Part 3 Static Assets

Static Assets

Static assets are things that don’t change. These are things like JavaScript files, style sheets, and images. Caching and serving static assets is a big aspect of any web application. They can be served directly through Rack/Thin/Unicorn, through a web server like Nginx, or through a CDN like Cloudflare. These options have been listed in slowest first order. The objective for all of these strategies is to serve an asset that can be cached indefinitely until the asset has changed.

Static Asset Caching Strategies

This can be done through a combination of a few methods. Far future expires is one method. FFE essentially set the age to 0 or set the expire time to the maximum possible value (usually a year). Sprockets is the asset server in Rails 3.1+. It uses fingerprinting (essentially etags) to generate unique URLs for each asset. Fingerprinting generates a URL like this: /assets/application-9ea8d161dc03c8b77398d9e6e8ec452f.js. All the static asset helpers in Rails append the fingerprint in production. So you’d see: /assets/images/logo-9ea8d161dc03c8b77398d9e6e8ec452f.png. Assets can be requested in two different ways: with and without the fingerprint. If the fingerprint (trailing hash) is given the response is served with following headers:

Cache-Control: public, max-age=31536000
ETag: "fingerprint"
Last-Modified: timestamp

If the file is requested without the fingerprint:

ETag: "fingerprint"
Last-Modified: timestamp
Cache-Control: public, must-revalidate

The content is served with the must-revalidate flag because /assets/application.js could refer to any fingerprint version. Setting must-revalidate forces the user agent to check with the origin server and make sure the content is the same.

Handling Static Assets in Production

All assets need to be precompiled before deploying. All future discussion assumes they are. This dumps all the assets into /public/assets. This also means that all requests to /assets/application-fingerprint.js are no longer going through your application code. Remember index.html? That pesky file with every new rails app that you have to delete? Assets are just like that. Rails does not serve static assets by default in production. Here are some common situation and ways to do this.

Static Assets on Heroku (or any direct ruby process)

Heroku does not serve your application through a web server. Your application has do all that work and handle responses. The Rails guides describe how to configure Apache/Nginx, but don’t describe how to handle the situation yourself. Rails uses ActionDispatch::Static to serve /public. This middleware is active then config.serve_static_assets is true. ActionDispatch::Static takes an argument one argument: the value for the Cache-Control header. Annoyingly, this is not set by default in current rails applications. Older rails applications may have config.static_cache_control present in production.rb. These steps assume all your assets are finger printed.

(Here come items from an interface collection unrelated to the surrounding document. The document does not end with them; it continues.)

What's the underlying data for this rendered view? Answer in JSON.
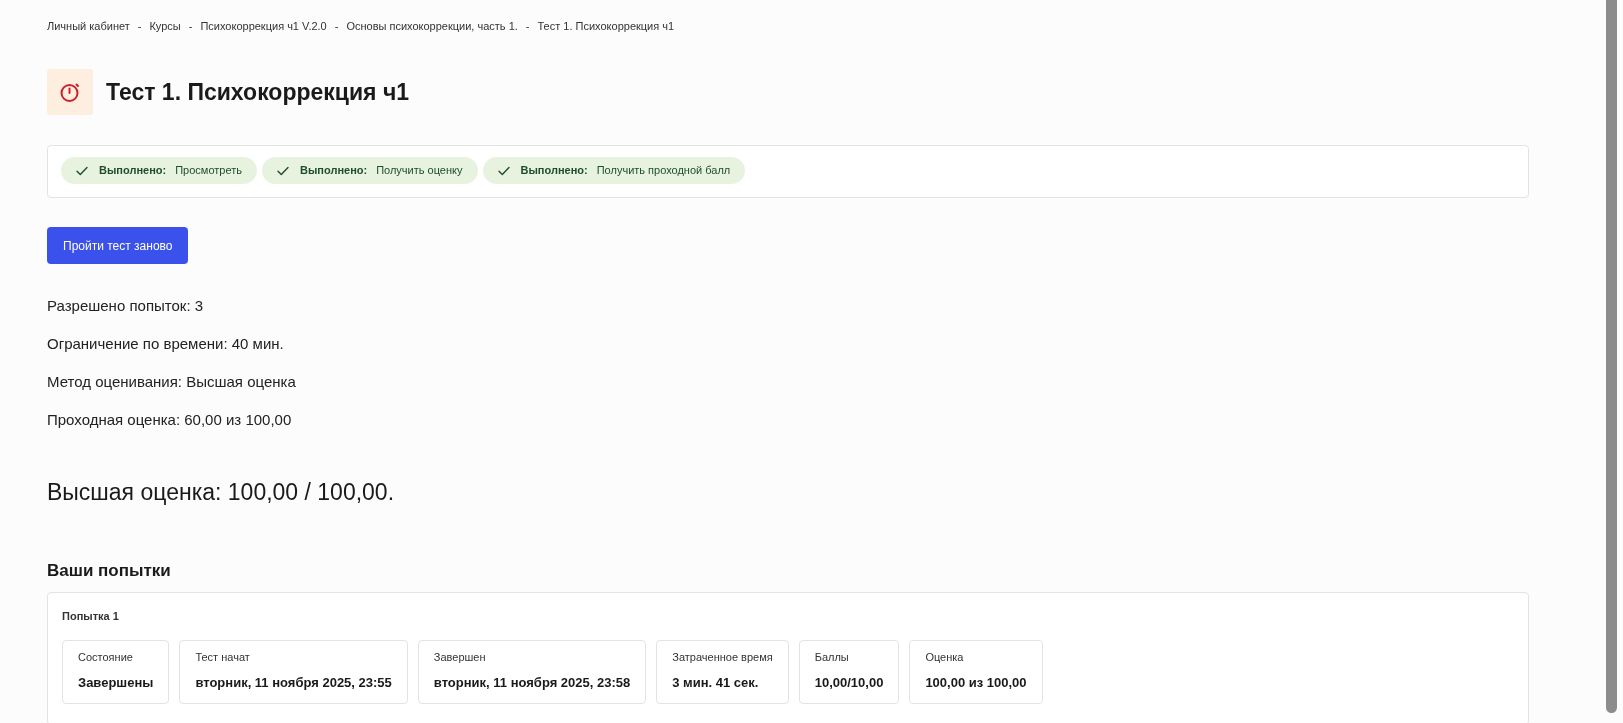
{
  "breadcrumbs": [
    {
      "label": "Личный кабинет"
    },
    {
      "separator": "-",
      "label": "Курсы"
    },
    {
      "separator": "-",
      "label": "Психокоррекция ч1 V.2.0"
    },
    {
      "separator": "-",
      "label": "Основы психокоррекции, часть 1."
    },
    {
      "separator": "-",
      "label": "Тест 1. Психокоррекция ч1"
    }
  ],
  "page": {
    "title": "Тест 1. Психокоррекция ч1"
  },
  "completion": [
    {
      "status": "Выполнено:",
      "label": "Просмотреть",
      "done": true
    },
    {
      "status": "Выполнено:",
      "label": "Получить оценку",
      "done": true
    },
    {
      "status": "Выполнено:",
      "label": "Получить проходной балл",
      "done": true
    }
  ],
  "retake_button": "Пройти тест заново",
  "info": [
    "Разрешено попыток: 3",
    "Ограничение по времени: 40 мин.",
    "Метод оценивания: Высшая оценка",
    "Проходная оценка: 60,00 из 100,00"
  ],
  "highest_grade": "Высшая оценка: 100,00 / 100,00.",
  "attempts": {
    "heading": "Ваши попытки",
    "items": [
      {
        "title": "Попытка 1",
        "fields": [
          {
            "label": "Состояние",
            "value": "Завершены"
          },
          {
            "label": "Тест начат",
            "value": "вторник, 11 ноября 2025, 23:55"
          },
          {
            "label": "Завершен",
            "value": "вторник, 11 ноября 2025, 23:58"
          },
          {
            "label": "Затраченное время",
            "value": "3 мин. 41 сек."
          },
          {
            "label": "Баллы",
            "value": "10,00/10,00"
          },
          {
            "label": "Оценка",
            "value": "100,00 из 100,00"
          }
        ]
      }
    ]
  }
}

  1. Enable config.serve_static_assets in production.rb
  2. Set config.static_cache_control to public, max-age=31536000
  3. Redeploy

Now all requests to /public/**/*.* will be publicly cached with a far future expire. This is the slowest way, but the only web possible if you don’t have access to a web server.

Static Assets with a Nginx/Apache

Follow the Rails guides. This process is well documented. You essentially configure the web server to add the headers itself.

Static Assets with a CDN

Each CDN is different. They use some sort of internal and external caching to deliver your assets quickly. I will not cover this in depth because it’s outside the scope of this guide, but all of them use HTTP caching as described earlier.